1. In the Director's letter of September 25, 1998, he advised that he had no further submissions to make to the Board and that the Board dismiss the appeal for lack of jurisdiction. On October 14, 1998, the Board received further comments from the Appellant to the Director's letter of September 18, 1998 stating that the Board does have jurisdiction.

2. In this case the EAB Recommendation was adopted without revision by the Minister. It reads:

"The Board recommends that the appeal be allowed to the extent that the Approval be varied to require, by amendment, a means of wastewater discharge to the McLeod River which does not infringe the valid interests of the Appellant and which avoids the fisheries concerns which were raised by Departmental staff."

3. Only subsection 84(1)(a)-(c) need to be reviewed, since subsection (d)-(l) relate to the exercise of different statutory powers.

4. Section 84(1)(a)(ii) refers to Section 67(1)(a)

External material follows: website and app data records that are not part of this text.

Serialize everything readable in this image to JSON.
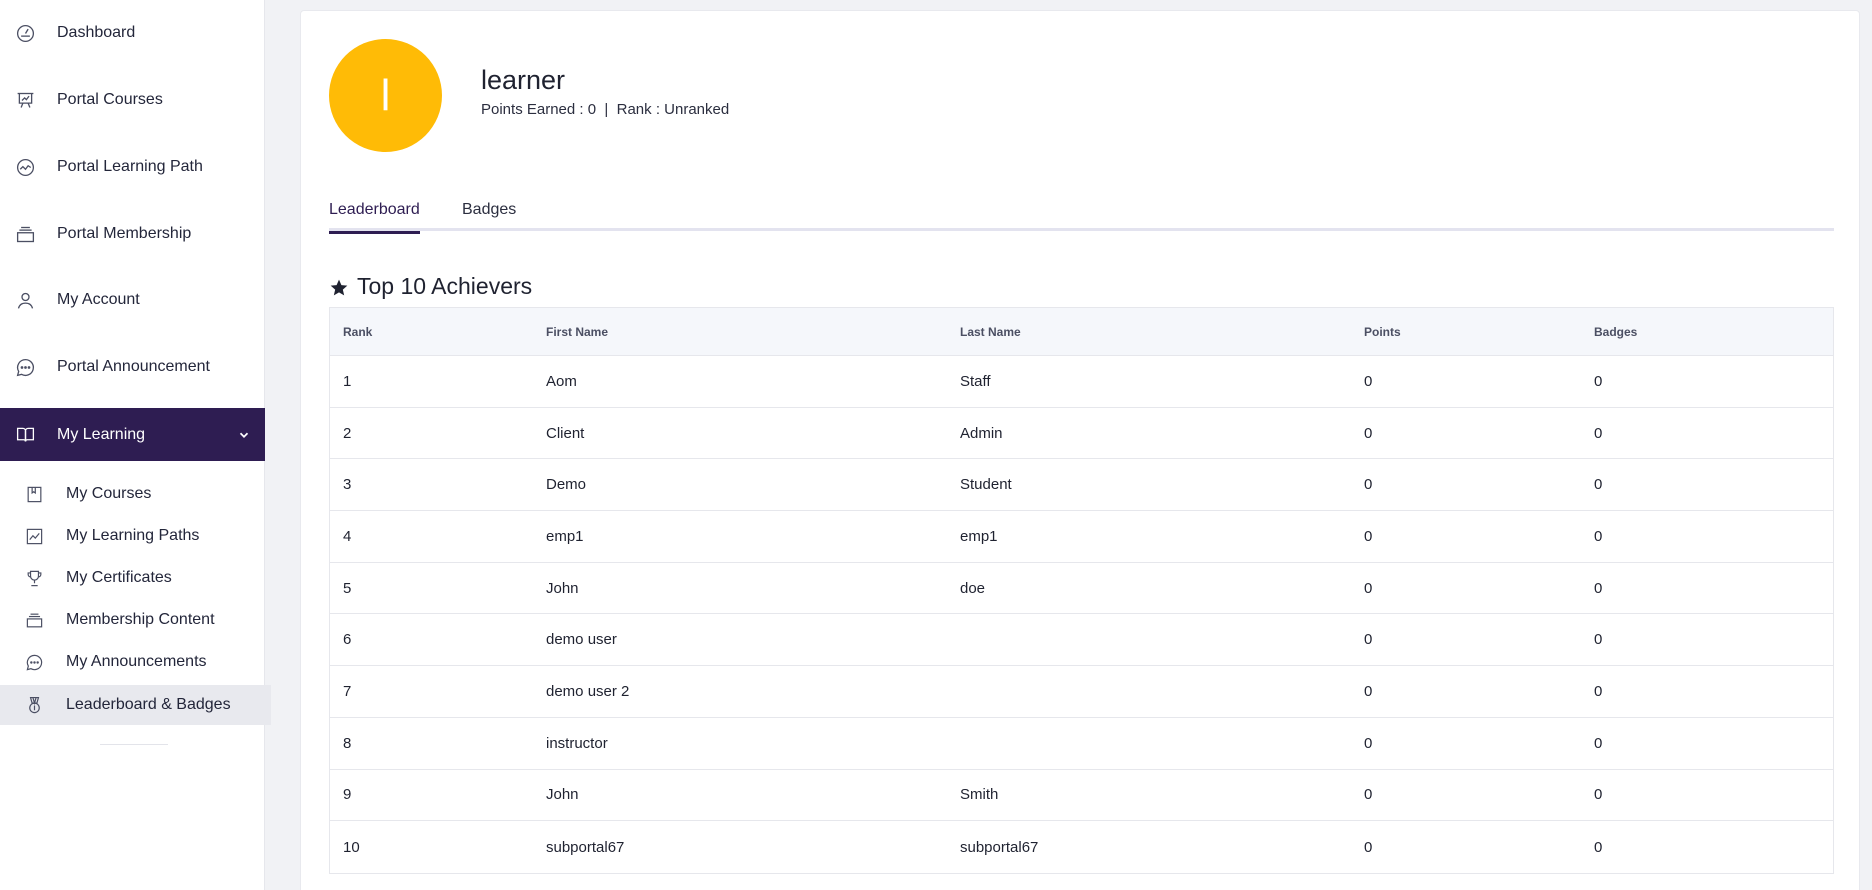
{
  "sidebar": {
    "items": [
      {
        "label": "Dashboard",
        "icon": "gauge-icon"
      },
      {
        "label": "Portal Courses",
        "icon": "presentation-chart-icon"
      },
      {
        "label": "Portal Learning Path",
        "icon": "route-circle-icon"
      },
      {
        "label": "Portal Membership",
        "icon": "layers-icon"
      },
      {
        "label": "My Account",
        "icon": "user-icon"
      },
      {
        "label": "Portal Announcement",
        "icon": "chat-bubble-icon"
      },
      {
        "label": "My Learning",
        "icon": "open-book-icon"
      }
    ],
    "sub_items": [
      {
        "label": "My Courses",
        "icon": "bookmark-book-icon"
      },
      {
        "label": "My Learning Paths",
        "icon": "image-chart-icon"
      },
      {
        "label": "My Certificates",
        "icon": "trophy-icon"
      },
      {
        "label": "Membership Content",
        "icon": "layers-icon"
      },
      {
        "label": "My Announcements",
        "icon": "chat-bubble-icon"
      },
      {
        "label": "Leaderboard & Badges",
        "icon": "medal-icon"
      }
    ]
  },
  "profile": {
    "initial": "l",
    "name": "learner",
    "stats": "Points Earned : 0  |  Rank : Unranked",
    "avatar_color": "#ffbb06"
  },
  "tabs": {
    "leaderboard": "Leaderboard",
    "badges": "Badges"
  },
  "section_title": "Top 10 Achievers",
  "table": {
    "headers": [
      "Rank",
      "First Name",
      "Last Name",
      "Points",
      "Badges"
    ],
    "rows": [
      [
        "1",
        "Aom",
        "Staff",
        "0",
        "0"
      ],
      [
        "2",
        "Client",
        "Admin",
        "0",
        "0"
      ],
      [
        "3",
        "Demo",
        "Student",
        "0",
        "0"
      ],
      [
        "4",
        "emp1",
        "emp1",
        "0",
        "0"
      ],
      [
        "5",
        "John",
        "doe",
        "0",
        "0"
      ],
      [
        "6",
        "demo user",
        "",
        "0",
        "0"
      ],
      [
        "7",
        "demo user 2",
        "",
        "0",
        "0"
      ],
      [
        "8",
        "instructor",
        "",
        "0",
        "0"
      ],
      [
        "9",
        "John",
        "Smith",
        "0",
        "0"
      ],
      [
        "10",
        "subportal67",
        "subportal67",
        "0",
        "0"
      ]
    ]
  },
  "colors": {
    "accent": "#2e1d52",
    "avatar": "#ffbb06"
  }
}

Section 84(1)(a)(iii) refers to Section 67(3)(a)

Section 84(1)(b)(ii) refers to Section 67(1)(a)

Section 84(1)(c) refers to Section 67(3)(b)

5. 67(3) If the Director considers it appropriate to do so, the Director may on his own initiative in accordance with the regulations

(a) amend a term or condition of, add a term or condition to or delete a term or condition from an approval

(i) if in the Director's opinion an adverse effect that was not reasonably foreseeable at the time the approval was issued has occurred, is occurring or may occur,

(ii) if the term or condition relates to a monitoring or reporting requirement,

(iii) where the purpose of the amendment, addition or deletion is to address matters related to a temporary suspension of the activity by the approval holder, or

(iv) where the approval is transferred, sold, leased, assigned or otherwise disposed of under section 72,

(b) cancel or suspend an approval or registration, or

(c) correct a clerical error in an approval or registration.

6. It is significant that certain Regulations set out specific notice and other procedural provisions for the exercise of the amendment power on application plus the Director's own amending power under section 67(3)(a). See particularly Alberta Regulation 113/93, Approvals and Registration Procedure Regulation, section 8, and Alberta Regulation 118/93, Environmental Protection and Enhancement (Miscellaneous) Regulation, section 3(2). Nothing in these Regulations contemplates an amendment as a result of a Ministerial Order following an appeal to the Board.

Subsections 67(3)(a)(i)-(iv) also impose preconditions to the Director exercising his section 67(3) powers. And none of these preconditions fit with the decision in this case. Unless those subsubsections apply, the Director has no jurisdiction to vary under section 67(3)(a). And, if the Director's authority to act did not derive from that section, then section 84(1)(a)(iii) is inapplicable and the Board does not have jurisdiction.

7. One of the purposes of providing for Court filing is to provide a remedy if any party fails to comply with a Ministerial Order. The usual enforcement procedure would be to apply for a mandatory injunction or for contempt to secure compliance with the filed order.

home back to decisions